David Driscoll, chair of the National Assessment Governing Board, which develops the exam, applauded the math achievement and the tiny uptick in eighth-grade reading but said he was "concerned about the stalled performance" in fourth-grade reading. "We must now find a way to...accelerate student progress in both subjects," he said in a prepared statement.

U.S. fourth-graders notched 241 points on the math exam, one-point higher than in 2009 and 28 points higher than in 1990. The test is scored on a 0-500 point scale. Eighth-graders scored 284 points, one point higher than in 2009 and 21 points more than in 1990, the first time the current math exam was given.

By contrast, fourth-grade reading has been stuck at 221 since 2007 and has jumped only four points since 1992, the first year the current reading exam was administered. The eighth-grade score was 265, one point higher than in 2009 and five points higher than 1992.

Here's the Center for Eduction Reform's take:


U.S. Gets an "F" for Flatline in Nation's Report Card


WASHINGTON, DC -- Barely 40 percent of the nation's 4th- and 8th-grade students are proficient in math and reading, an alarming statistic that would be considered failure in any grade, any school or on any state report card.

The results of the 2011 National Assessment of Education Progress (Commonly called "The Nations' Report Card") showed a statistically insignificant gain of 1 percentage point over 2009 scores. Nationwide only 13 states showed any significant progress at all. The District of Columbia is one of the only states to increase in both 4th- and 8th-grade math and reading scores, but it still lags behind most other states and its students achieve only 21percent on reading in 4th-grade and 17percent on 8th-grade math.

"Our nation's students can't afford for us to sit idly by while another year passes with relatively no improvements. The Nation's Report Card demonstrates the status quo does not work," said Jeanne Allen, president of The Center for Education Reform. "We must overhaul our educational system. We need revolutionary change, if we want to break free from the failing trends of the past and truly celebrate student achievement."

Allen continued, "As a nation, we are well behind our educational goals and student achievement continues to flatline. In two years, since the last release Report Card, math and reading scores have shown little to no improvement."

Forty-two states have shown no significant improvement on either test since 2009. Closing the achievement gap also seems to be impossible, with the gap between white and black students decreasing by only one point to a 25-point gap. The gap between white and Hispanic students was also 20 points or higher across all assessments. In reading, 4th-grade students stayed the same since 2009 and 8th graders only marginally improved.
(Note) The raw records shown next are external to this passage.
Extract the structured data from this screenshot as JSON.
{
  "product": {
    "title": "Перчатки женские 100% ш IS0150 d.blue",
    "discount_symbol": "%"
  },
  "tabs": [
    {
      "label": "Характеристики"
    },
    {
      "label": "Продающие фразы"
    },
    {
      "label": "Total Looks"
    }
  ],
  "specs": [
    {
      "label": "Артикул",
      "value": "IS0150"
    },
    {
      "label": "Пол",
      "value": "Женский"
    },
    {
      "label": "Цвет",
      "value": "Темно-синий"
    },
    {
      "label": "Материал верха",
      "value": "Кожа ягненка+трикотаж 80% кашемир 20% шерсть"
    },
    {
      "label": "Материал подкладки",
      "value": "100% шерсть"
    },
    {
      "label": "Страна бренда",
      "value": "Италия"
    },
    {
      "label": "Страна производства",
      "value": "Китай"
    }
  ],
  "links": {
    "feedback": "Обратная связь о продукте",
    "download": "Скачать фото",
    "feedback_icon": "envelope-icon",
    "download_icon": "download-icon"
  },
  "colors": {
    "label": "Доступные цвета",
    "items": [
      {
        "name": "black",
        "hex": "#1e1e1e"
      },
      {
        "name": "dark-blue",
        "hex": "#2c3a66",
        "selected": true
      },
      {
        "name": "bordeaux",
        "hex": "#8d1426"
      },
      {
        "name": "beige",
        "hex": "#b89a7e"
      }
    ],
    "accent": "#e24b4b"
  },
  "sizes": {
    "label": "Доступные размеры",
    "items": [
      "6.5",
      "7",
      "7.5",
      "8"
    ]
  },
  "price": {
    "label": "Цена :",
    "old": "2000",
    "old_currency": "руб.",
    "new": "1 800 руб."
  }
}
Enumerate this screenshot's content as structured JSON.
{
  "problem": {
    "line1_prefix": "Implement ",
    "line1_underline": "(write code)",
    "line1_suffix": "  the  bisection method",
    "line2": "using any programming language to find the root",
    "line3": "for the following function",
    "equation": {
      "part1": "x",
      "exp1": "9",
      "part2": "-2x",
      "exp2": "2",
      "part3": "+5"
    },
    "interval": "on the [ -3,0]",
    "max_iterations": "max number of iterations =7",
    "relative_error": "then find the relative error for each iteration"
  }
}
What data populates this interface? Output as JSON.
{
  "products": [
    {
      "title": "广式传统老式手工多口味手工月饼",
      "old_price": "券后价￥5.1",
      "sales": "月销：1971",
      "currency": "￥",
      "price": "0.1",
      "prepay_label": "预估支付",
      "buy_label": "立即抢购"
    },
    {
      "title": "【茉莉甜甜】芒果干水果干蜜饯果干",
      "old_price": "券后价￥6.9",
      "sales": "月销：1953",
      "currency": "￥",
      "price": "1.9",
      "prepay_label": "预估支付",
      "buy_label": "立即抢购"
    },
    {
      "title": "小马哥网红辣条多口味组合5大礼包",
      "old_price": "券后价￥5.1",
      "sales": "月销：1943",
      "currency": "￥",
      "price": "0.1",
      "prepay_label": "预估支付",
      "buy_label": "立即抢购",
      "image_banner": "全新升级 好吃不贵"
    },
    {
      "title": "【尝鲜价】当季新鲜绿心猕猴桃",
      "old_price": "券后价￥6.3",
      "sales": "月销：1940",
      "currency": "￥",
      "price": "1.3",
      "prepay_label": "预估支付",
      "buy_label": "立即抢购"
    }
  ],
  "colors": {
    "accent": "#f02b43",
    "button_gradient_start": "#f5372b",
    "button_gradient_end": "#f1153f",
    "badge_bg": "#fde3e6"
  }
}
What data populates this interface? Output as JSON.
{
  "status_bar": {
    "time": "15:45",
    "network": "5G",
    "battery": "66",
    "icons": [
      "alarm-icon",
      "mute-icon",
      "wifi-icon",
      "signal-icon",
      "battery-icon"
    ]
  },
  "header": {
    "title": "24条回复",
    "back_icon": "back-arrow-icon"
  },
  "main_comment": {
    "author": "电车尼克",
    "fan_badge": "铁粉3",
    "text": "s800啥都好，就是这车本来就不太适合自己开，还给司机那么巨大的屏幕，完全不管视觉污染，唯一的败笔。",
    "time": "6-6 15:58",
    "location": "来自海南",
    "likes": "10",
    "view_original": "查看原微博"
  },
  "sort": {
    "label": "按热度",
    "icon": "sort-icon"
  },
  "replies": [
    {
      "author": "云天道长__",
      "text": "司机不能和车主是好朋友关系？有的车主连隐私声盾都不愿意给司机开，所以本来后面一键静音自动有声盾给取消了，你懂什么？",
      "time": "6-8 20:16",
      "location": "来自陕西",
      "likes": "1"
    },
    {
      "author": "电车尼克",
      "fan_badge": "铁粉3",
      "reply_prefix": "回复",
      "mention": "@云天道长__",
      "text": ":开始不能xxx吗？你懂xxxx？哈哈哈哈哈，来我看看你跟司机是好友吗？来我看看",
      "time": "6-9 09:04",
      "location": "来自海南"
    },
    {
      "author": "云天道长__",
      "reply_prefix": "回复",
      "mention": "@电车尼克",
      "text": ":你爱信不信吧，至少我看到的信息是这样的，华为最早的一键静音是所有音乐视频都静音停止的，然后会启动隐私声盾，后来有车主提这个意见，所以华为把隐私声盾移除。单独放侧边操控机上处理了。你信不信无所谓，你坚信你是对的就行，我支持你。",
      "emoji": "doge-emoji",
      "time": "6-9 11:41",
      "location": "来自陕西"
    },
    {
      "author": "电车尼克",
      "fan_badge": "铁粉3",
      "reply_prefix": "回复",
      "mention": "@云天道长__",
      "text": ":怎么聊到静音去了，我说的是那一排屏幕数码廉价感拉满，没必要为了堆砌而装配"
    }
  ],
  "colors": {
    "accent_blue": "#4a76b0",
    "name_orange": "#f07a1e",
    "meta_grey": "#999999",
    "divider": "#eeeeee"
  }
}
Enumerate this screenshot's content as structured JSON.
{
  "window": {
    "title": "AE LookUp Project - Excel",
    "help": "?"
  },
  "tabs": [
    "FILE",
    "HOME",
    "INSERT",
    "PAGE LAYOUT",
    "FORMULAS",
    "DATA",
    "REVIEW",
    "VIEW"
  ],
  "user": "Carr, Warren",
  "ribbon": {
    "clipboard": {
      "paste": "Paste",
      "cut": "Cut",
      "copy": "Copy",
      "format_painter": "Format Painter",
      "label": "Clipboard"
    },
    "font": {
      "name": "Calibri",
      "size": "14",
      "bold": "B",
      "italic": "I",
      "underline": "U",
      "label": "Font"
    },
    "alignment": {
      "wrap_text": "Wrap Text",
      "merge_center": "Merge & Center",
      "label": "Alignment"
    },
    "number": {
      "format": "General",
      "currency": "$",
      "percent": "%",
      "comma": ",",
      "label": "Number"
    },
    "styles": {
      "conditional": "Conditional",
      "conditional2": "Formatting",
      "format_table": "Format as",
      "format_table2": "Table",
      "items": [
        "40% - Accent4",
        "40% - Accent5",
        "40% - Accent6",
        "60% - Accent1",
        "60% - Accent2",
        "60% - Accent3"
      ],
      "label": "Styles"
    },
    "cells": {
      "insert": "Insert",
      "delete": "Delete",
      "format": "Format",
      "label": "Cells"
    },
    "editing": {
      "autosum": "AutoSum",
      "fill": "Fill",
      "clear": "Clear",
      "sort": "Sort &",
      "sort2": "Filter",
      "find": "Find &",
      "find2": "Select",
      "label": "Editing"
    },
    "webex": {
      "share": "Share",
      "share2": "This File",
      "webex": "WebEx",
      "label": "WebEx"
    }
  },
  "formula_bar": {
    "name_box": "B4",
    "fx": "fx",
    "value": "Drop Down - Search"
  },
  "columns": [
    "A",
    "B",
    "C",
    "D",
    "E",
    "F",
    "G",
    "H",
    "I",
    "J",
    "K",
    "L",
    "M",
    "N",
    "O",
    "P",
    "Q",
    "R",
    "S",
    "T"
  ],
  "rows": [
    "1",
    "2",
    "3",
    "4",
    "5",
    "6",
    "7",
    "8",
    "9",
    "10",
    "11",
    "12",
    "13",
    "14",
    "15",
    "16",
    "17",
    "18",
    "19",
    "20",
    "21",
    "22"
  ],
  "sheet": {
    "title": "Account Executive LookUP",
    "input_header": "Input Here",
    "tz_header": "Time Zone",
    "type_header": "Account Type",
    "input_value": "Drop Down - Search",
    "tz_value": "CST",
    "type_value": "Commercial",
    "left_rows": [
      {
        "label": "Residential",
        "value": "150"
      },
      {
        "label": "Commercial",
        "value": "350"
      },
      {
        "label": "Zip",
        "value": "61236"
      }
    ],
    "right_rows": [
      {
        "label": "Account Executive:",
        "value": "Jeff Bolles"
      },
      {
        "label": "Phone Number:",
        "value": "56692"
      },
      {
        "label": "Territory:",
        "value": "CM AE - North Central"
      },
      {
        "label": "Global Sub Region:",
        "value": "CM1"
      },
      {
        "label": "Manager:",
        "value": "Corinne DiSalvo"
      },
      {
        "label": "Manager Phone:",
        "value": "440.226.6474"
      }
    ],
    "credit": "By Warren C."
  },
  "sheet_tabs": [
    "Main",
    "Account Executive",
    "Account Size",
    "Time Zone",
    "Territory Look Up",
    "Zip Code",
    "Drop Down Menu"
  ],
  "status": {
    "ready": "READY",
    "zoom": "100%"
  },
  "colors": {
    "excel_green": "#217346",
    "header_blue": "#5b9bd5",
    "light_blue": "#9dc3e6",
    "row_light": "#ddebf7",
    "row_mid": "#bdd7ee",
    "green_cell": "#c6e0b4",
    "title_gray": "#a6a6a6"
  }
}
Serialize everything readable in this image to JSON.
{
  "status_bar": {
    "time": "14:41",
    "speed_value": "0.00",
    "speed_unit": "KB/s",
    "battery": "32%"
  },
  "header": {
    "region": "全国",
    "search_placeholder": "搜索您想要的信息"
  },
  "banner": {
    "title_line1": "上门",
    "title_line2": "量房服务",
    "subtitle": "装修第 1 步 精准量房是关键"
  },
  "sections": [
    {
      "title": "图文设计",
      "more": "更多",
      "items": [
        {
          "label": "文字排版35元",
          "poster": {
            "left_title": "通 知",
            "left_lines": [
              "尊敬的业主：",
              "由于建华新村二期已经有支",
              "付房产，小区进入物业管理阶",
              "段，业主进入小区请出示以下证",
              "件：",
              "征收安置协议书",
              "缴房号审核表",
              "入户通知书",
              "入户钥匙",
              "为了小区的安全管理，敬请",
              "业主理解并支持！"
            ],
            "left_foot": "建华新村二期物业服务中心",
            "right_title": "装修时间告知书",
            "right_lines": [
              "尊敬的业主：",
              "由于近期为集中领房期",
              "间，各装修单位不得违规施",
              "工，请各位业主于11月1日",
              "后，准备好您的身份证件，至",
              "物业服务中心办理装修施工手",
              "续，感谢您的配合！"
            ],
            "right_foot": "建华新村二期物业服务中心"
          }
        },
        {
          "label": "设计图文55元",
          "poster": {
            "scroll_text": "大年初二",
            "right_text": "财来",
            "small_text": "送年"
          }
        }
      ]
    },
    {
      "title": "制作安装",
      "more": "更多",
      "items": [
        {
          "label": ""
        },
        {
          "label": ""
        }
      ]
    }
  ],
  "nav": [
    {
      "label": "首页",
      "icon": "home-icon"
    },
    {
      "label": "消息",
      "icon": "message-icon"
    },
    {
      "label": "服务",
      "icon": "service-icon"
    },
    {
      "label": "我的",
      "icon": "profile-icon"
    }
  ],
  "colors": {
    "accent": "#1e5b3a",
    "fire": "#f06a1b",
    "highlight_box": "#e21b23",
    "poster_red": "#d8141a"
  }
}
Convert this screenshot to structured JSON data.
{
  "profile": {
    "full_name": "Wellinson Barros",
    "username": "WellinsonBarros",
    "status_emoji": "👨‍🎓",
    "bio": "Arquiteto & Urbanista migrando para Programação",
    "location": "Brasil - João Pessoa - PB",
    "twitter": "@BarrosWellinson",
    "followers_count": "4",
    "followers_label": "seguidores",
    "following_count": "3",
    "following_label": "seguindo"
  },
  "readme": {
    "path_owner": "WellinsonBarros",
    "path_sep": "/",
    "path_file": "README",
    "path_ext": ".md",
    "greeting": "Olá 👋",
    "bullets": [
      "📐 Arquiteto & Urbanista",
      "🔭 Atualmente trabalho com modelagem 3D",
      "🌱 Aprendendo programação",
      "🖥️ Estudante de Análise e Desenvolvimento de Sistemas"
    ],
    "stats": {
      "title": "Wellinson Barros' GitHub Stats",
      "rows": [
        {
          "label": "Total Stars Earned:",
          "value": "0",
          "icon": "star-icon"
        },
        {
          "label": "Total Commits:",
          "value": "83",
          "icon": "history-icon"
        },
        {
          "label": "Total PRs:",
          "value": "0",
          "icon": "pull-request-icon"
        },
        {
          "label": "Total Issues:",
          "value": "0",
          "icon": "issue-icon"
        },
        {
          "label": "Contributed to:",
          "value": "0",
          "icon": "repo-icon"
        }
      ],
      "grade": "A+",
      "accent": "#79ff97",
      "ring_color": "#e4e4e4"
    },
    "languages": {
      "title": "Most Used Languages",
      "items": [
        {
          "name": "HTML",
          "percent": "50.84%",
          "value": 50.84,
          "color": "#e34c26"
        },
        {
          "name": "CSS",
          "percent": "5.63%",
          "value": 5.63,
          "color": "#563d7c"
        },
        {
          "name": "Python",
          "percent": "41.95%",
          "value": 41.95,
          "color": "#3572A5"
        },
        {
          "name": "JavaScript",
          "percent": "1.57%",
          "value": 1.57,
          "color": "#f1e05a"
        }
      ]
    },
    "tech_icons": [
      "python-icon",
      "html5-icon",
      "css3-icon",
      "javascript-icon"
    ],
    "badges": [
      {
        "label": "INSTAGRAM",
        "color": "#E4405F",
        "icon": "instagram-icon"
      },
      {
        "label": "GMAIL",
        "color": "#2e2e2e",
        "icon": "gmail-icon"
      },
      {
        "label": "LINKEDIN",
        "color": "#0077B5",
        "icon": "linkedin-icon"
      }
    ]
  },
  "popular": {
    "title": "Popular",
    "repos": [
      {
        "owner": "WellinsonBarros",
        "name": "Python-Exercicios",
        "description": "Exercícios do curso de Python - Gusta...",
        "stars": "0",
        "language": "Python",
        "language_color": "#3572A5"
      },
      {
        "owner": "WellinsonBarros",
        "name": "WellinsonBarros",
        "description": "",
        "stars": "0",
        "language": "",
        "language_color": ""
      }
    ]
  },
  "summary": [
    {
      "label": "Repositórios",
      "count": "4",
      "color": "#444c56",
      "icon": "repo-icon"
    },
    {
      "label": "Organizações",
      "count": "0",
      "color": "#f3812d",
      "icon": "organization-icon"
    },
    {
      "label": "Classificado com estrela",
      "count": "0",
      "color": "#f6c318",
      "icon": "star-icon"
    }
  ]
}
"While we remain stuck in mediocrity, other nations are gaining on, if not surpassing, the U.S. in the global economy. How can we compete when our complacent education system is satisfied with nearly a third of our children failing to achieve even basic knowledge in math and reading? The longer we wait – the longer we let achievement flatline – the further we'll find ourselves at the bottom of the list of powerful, even worth mentioning, economies," said Allen.  


Math Scores Continue to Improve


 Subscribe in a reader